▸ Data about app and page elements:
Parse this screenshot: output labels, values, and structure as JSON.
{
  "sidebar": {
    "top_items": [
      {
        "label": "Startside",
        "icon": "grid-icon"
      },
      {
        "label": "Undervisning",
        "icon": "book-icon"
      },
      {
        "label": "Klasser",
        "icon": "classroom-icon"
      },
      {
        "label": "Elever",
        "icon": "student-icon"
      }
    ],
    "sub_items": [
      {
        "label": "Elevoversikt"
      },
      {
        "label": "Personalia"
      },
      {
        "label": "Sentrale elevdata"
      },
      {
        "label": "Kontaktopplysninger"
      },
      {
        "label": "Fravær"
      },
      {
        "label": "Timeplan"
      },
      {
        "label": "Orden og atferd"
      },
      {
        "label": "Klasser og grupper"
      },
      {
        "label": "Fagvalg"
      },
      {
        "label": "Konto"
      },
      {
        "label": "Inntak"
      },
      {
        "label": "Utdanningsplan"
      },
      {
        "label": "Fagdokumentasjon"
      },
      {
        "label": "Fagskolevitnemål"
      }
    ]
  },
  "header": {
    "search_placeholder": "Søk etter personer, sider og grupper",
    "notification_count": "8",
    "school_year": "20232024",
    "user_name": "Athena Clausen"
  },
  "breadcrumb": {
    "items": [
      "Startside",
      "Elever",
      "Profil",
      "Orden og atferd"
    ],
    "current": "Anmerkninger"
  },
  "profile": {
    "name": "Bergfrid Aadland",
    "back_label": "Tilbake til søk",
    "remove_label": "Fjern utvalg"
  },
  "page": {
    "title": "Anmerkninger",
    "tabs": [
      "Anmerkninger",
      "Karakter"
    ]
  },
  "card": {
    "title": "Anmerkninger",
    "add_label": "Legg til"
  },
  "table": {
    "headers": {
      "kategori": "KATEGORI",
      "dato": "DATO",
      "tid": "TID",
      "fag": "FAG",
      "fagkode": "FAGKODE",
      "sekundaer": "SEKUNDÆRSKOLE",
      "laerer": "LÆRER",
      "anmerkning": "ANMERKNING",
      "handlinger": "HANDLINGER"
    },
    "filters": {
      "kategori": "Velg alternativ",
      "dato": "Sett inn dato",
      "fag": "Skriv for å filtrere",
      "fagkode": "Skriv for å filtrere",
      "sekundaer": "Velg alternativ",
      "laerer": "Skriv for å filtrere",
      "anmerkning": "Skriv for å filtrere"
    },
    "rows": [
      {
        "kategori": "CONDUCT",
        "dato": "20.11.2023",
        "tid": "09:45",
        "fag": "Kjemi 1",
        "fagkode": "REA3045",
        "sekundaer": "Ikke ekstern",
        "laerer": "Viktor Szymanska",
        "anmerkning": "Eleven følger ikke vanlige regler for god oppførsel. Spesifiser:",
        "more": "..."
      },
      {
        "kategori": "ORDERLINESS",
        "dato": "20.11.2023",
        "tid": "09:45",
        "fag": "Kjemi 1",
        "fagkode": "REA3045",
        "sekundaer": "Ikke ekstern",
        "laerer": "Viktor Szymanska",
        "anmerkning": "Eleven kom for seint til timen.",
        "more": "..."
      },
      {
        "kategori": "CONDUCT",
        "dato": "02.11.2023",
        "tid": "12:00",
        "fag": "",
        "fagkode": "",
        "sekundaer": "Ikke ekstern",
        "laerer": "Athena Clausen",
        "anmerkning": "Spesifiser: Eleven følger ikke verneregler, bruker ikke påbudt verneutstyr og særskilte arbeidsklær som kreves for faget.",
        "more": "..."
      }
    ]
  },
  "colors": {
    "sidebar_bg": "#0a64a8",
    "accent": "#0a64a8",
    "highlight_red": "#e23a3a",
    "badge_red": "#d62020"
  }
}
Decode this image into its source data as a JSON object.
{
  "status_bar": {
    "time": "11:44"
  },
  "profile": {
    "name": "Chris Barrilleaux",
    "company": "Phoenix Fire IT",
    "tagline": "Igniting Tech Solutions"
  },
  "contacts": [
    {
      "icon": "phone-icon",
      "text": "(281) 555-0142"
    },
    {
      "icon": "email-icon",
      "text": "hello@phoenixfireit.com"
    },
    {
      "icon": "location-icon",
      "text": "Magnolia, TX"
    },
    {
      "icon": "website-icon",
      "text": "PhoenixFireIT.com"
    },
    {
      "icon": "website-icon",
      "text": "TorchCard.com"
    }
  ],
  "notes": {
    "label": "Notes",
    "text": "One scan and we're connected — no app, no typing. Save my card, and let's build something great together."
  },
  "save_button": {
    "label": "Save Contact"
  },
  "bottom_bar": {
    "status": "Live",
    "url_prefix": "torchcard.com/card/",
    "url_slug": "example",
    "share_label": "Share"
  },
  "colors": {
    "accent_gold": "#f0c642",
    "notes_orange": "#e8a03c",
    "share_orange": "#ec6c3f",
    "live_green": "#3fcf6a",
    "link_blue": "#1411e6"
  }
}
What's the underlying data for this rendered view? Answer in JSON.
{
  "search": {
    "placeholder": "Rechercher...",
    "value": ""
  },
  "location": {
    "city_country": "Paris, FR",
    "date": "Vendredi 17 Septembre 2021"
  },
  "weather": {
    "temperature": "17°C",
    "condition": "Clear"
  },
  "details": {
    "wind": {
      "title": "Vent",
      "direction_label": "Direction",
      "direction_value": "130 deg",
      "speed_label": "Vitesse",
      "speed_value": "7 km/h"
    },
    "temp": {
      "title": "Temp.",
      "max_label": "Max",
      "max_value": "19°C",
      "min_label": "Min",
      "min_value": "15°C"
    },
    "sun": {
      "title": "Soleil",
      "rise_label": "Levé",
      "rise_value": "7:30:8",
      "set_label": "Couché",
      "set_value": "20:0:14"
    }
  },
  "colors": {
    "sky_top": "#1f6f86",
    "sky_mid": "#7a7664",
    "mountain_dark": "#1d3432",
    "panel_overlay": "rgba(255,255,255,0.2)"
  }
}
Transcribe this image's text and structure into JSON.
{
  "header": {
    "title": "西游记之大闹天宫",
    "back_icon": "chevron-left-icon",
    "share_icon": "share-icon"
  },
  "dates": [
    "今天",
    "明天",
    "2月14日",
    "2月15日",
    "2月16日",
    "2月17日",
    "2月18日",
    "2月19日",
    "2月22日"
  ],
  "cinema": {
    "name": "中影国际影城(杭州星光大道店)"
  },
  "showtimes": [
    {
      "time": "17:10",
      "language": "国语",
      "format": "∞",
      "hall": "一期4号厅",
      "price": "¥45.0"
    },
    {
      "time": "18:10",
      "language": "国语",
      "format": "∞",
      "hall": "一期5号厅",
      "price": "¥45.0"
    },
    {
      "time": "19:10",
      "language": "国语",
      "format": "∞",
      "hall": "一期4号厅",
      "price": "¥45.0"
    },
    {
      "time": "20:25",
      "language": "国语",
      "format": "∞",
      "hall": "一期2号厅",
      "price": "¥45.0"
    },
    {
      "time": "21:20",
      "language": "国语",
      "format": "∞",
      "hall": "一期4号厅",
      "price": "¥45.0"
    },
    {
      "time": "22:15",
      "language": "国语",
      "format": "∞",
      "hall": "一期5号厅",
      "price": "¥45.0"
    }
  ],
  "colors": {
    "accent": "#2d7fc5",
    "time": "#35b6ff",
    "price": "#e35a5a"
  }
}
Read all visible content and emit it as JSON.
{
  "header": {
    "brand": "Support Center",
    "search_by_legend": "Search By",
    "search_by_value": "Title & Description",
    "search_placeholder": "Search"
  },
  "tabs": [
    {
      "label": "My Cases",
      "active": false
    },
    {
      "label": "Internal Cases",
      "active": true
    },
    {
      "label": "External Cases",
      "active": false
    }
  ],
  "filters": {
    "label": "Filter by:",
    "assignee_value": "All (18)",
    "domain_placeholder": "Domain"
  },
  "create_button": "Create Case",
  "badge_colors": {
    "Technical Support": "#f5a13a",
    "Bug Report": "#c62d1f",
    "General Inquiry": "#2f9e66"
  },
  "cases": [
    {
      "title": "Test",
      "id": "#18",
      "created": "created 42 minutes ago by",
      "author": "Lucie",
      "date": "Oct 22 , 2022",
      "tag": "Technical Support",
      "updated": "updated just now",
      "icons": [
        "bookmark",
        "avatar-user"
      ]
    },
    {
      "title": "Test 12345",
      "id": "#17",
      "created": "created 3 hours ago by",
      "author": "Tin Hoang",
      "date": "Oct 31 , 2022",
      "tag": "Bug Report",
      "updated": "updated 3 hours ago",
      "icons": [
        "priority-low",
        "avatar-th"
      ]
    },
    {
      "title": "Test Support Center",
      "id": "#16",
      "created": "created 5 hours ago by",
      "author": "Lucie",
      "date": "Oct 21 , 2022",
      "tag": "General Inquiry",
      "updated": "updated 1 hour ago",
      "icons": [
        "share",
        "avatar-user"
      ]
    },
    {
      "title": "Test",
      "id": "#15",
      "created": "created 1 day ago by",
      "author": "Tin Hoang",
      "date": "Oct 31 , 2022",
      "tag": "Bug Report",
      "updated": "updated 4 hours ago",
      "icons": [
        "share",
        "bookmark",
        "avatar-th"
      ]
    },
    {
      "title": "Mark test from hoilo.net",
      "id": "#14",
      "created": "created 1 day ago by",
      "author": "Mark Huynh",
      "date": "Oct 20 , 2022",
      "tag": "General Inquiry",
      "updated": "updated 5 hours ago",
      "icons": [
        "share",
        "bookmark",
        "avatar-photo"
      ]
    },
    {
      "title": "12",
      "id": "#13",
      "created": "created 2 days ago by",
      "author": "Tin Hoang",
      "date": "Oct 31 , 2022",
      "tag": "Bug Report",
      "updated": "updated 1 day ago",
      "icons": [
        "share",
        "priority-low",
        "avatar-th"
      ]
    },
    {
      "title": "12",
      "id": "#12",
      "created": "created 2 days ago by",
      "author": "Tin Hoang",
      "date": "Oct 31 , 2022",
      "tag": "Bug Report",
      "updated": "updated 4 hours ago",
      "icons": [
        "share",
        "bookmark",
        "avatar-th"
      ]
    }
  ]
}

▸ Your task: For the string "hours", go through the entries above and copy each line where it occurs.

▸ Written reply:
      "created": "created 3 hours ago by",
      "updated": "updated 3 hours ago",
      "created": "created 5 hours ago by",
      "updated": "updated 4 hours ago",
      "updated": "updated 5 hours ago",
      "updated": "updated 4 hours ago",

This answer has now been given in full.